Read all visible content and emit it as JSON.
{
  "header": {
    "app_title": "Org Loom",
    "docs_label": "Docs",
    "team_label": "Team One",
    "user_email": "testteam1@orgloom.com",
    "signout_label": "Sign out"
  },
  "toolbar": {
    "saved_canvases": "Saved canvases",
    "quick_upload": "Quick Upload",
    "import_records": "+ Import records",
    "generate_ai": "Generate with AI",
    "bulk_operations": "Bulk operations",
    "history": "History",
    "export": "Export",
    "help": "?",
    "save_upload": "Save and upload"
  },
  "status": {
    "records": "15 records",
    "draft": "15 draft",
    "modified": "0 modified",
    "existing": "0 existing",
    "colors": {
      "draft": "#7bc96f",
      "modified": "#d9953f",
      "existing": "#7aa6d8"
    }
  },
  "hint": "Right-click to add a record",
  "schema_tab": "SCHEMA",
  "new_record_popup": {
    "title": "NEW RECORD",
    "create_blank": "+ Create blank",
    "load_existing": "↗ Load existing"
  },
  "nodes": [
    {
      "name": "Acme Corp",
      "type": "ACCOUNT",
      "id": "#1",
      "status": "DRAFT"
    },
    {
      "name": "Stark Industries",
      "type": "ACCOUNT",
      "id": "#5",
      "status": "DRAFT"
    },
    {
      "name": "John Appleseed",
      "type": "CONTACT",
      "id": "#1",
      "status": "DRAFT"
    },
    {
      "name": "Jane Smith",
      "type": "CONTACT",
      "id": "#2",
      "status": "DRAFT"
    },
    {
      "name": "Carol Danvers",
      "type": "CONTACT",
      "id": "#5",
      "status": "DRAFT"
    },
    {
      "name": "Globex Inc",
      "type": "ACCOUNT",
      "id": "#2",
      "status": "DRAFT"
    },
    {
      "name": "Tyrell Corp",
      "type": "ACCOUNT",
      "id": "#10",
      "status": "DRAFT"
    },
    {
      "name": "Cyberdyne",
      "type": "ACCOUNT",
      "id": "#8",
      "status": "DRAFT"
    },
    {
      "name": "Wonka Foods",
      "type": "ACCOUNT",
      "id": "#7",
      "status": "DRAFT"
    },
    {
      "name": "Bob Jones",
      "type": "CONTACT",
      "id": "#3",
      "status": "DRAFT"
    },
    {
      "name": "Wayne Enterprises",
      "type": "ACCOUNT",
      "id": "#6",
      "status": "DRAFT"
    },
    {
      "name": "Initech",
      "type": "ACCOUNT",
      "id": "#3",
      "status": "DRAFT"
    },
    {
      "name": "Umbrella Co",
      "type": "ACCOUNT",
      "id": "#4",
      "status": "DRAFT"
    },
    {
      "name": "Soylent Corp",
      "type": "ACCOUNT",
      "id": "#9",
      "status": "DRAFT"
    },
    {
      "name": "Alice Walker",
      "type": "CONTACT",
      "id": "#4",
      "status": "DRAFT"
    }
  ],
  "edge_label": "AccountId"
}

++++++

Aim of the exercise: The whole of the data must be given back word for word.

Exercise response:
Read all visible content and emit it as JSON.
{
  "header": {
    "app_title": "Org Loom",
    "docs_label": "Docs",
    "team_label": "Team One",
    "user_email": "testteam1@orgloom.com",
    "signout_label": "Sign out"
  },
  "toolbar": {
    "saved_canvases": "Saved canvases",
    "quick_upload": "Quick Upload",
    "import_records": "+ Import records",
    "generate_ai": "Generate with AI",
    "bulk_operations": "Bulk operations",
    "history": "History",
    "export": "Export",
    "help": "?",
    "save_upload": "Save and upload"
  },
  "status": {
    "records": "15 records",
    "draft": "15 draft",
    "modified": "0 modified",
    "existing": "0 existing",
    "colors": {
      "draft": "#7bc96f",
      "modified": "#d9953f",
      "existing": "#7aa6d8"
    }
  },
  "hint": "Right-click to add a record",
  "schema_tab": "SCHEMA",
  "new_record_popup": {
    "title": "NEW RECORD",
    "create_blank": "+ Create blank",
    "load_existing": "↗ Load existing"
  },
  "nodes": [
    {
      "name": "Acme Corp",
      "type": "ACCOUNT",
      "id": "#1",
      "status": "DRAFT"
    },
    {
      "name": "Stark Industries",
      "type": "ACCOUNT",
      "id": "#5",
      "status": "DRAFT"
    },
    {
      "name": "John Appleseed",
      "type": "CONTACT",
      "id": "#1",
      "status": "DRAFT"
    },
    {
      "name": "Jane Smith",
      "type": "CONTACT",
      "id": "#2",
      "status": "DRAFT"
    },
    {
      "name": "Carol Danvers",
      "type": "CONTACT",
      "id": "#5",
      "status": "DRAFT"
    },
    {
      "name": "Globex Inc",
      "type": "ACCOUNT",
      "id": "#2",
      "status": "DRAFT"
    },
    {
      "name": "Tyrell Corp",
      "type": "ACCOUNT",
      "id": "#10",
      "status": "DRAFT"
    },
    {
      "name": "Cyberdyne",
      "type": "ACCOUNT",
      "id": "#8",
      "status": "DRAFT"
    },
    {
      "name": "Wonka Foods",
      "type": "ACCOUNT",
      "id": "#7",
      "status": "DRAFT"
    },
    {
      "name": "Bob Jones",
      "type": "CONTACT",
      "id": "#3",
      "status": "DRAFT"
    },
    {
      "name": "Wayne Enterprises",
      "type": "ACCOUNT",
      "id": "#6",
      "status": "DRAFT"
    },
    {
      "name": "Initech",
      "type": "ACCOUNT",
      "id": "#3",
      "status": "DRAFT"
    },
    {
      "name": "Umbrella Co",
      "type": "ACCOUNT",
      "id": "#4",
      "status": "DRAFT"
    },
    {
      "name": "Soylent Corp",
      "type": "ACCOUNT",
      "id": "#9",
      "status": "DRAFT"
    },
    {
      "name": "Alice Walker",
      "type": "CONTACT",
      "id": "#4",
      "status": "DRAFT"
    }
  ],
  "edge_label": "AccountId"
}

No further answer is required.